Arrival in Canada
With lots of expectation and hope of being able to restart my own life all over again we landed in Canada. Some of the difficulties that we had to face were the extreme weather conditions, acquiring a driver’s license (I failed three times before I got one) and getting a job - everyone wanted to know whether we had previous Canadian work experience.
But the biggest problem was adapting to Canadian society, especially for my wife and daughter. With very little or no education, my wife had many difficulties in getting used to our new culture. Learning a new language, getting around by bus and looking for jobs were problematic for her.
My daughter even said she wanted to go back. In her first year she used to come back crying and disheartened from school. She had a hard time making friends and adapting to the system, especially at her age (she was just entering her teens).
Getting a job is one thing, but performing well at your job is also not that easy. Any kind of work here takes lots of commitment and effort. By the end of the day you are exhausted and then you must go home and cook and get ready for the next day.
Today I feel that even if I am not there tomorrow to support my family they can survive on their own. You don’t realize that you are improving yourself, as well as your lifestyle, each day. I am very happy that I could do something for my family as well as for the community.
We came to Canada with nothing but debt. But today we have a home, both our kids will be completing university within the next couple of years, and together my wife and I make a comfortable annual earning. With the little money we save, we can still support our parents and relatives back home, as well as some students in the camps.
The best part of all is that we don’t have to worry much about healthcare, the education of the kids, and our retirement.
We are all treated equally here. The feeling that you are no longer a stateless person gives you the confidence to be yourself. Today we are very thankful to Canadian society for giving us the opportunity to become one of them.
Reflections on Bhutan
On the outside things look good, almost too good to be true, but in my dreams my thoughts are always with my parents, my relatives, my neighbourhood, my community, my village, my country where I was born.
Even though we are not yet organized as a group globally, we are all in close communication regarding our situation. In Canada we are in a process of registering an organisation in the near future. We just concluded the draft copy of the constitution and are in the process finalising it.

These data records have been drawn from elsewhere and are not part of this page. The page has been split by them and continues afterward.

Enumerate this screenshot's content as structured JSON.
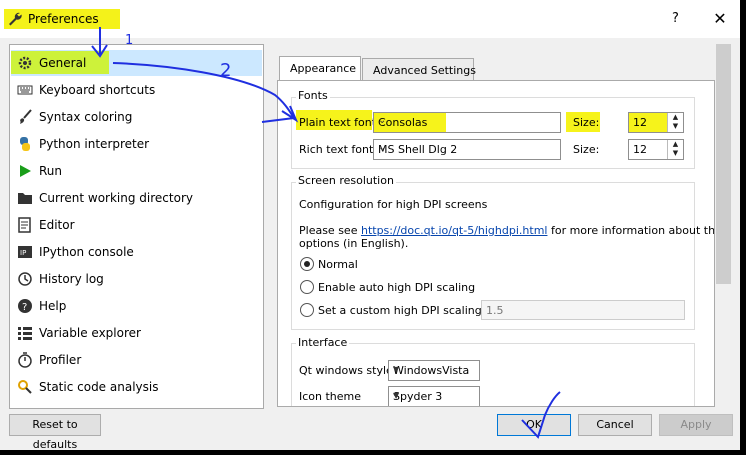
{
  "window": {
    "title": "Preferences",
    "help": "?",
    "close": "✕"
  },
  "sidebar": {
    "items": [
      {
        "label": "General",
        "icon": "gear-icon"
      },
      {
        "label": "Keyboard shortcuts",
        "icon": "keyboard-icon"
      },
      {
        "label": "Syntax coloring",
        "icon": "paint-brush-icon"
      },
      {
        "label": "Python interpreter",
        "icon": "python-icon"
      },
      {
        "label": "Run",
        "icon": "play-icon"
      },
      {
        "label": "Current working directory",
        "icon": "folder-icon"
      },
      {
        "label": "Editor",
        "icon": "editor-icon"
      },
      {
        "label": "IPython console",
        "icon": "ipython-icon"
      },
      {
        "label": "History log",
        "icon": "history-icon"
      },
      {
        "label": "Help",
        "icon": "help-icon"
      },
      {
        "label": "Variable explorer",
        "icon": "variable-explorer-icon"
      },
      {
        "label": "Profiler",
        "icon": "profiler-icon"
      },
      {
        "label": "Static code analysis",
        "icon": "code-analysis-icon"
      }
    ]
  },
  "tabs": [
    {
      "label": "Appearance"
    },
    {
      "label": "Advanced Settings"
    }
  ],
  "fonts": {
    "group_title": "Fonts",
    "plain_label": "Plain text font",
    "plain_value": "Consolas",
    "size_label": "Size:",
    "plain_size": "12",
    "rich_label": "Rich text font",
    "rich_value": "MS Shell Dlg 2",
    "rich_size": "12"
  },
  "screen": {
    "group_title": "Screen resolution",
    "config_text": "Configuration for high DPI screens",
    "see_prefix": "Please see ",
    "link": "https://doc.qt.io/qt-5/highdpi.html",
    "see_suffix": " for more information about these",
    "see_line2": "options (in English).",
    "normal": "Normal",
    "auto": "Enable auto high DPI scaling",
    "custom": "Set a custom high DPI scaling",
    "custom_value": "1.5"
  },
  "interface": {
    "group_title": "Interface",
    "style_label": "Qt windows style",
    "style_value": "WindowsVista",
    "theme_label": "Icon theme",
    "theme_value": "Spyder 3"
  },
  "footer": {
    "reset": "Reset to defaults",
    "ok": "OK",
    "cancel": "Cancel",
    "apply": "Apply"
  },
  "annotations": {
    "one": "1",
    "two": "2"
  }
}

Likewise in the US they are working towards a nationally registered organisation. Through the media, people getting together in meetings and with telecommunications we manage to stay in touch. I am confident that we will find a way to an amicable solution for the situation in the camps.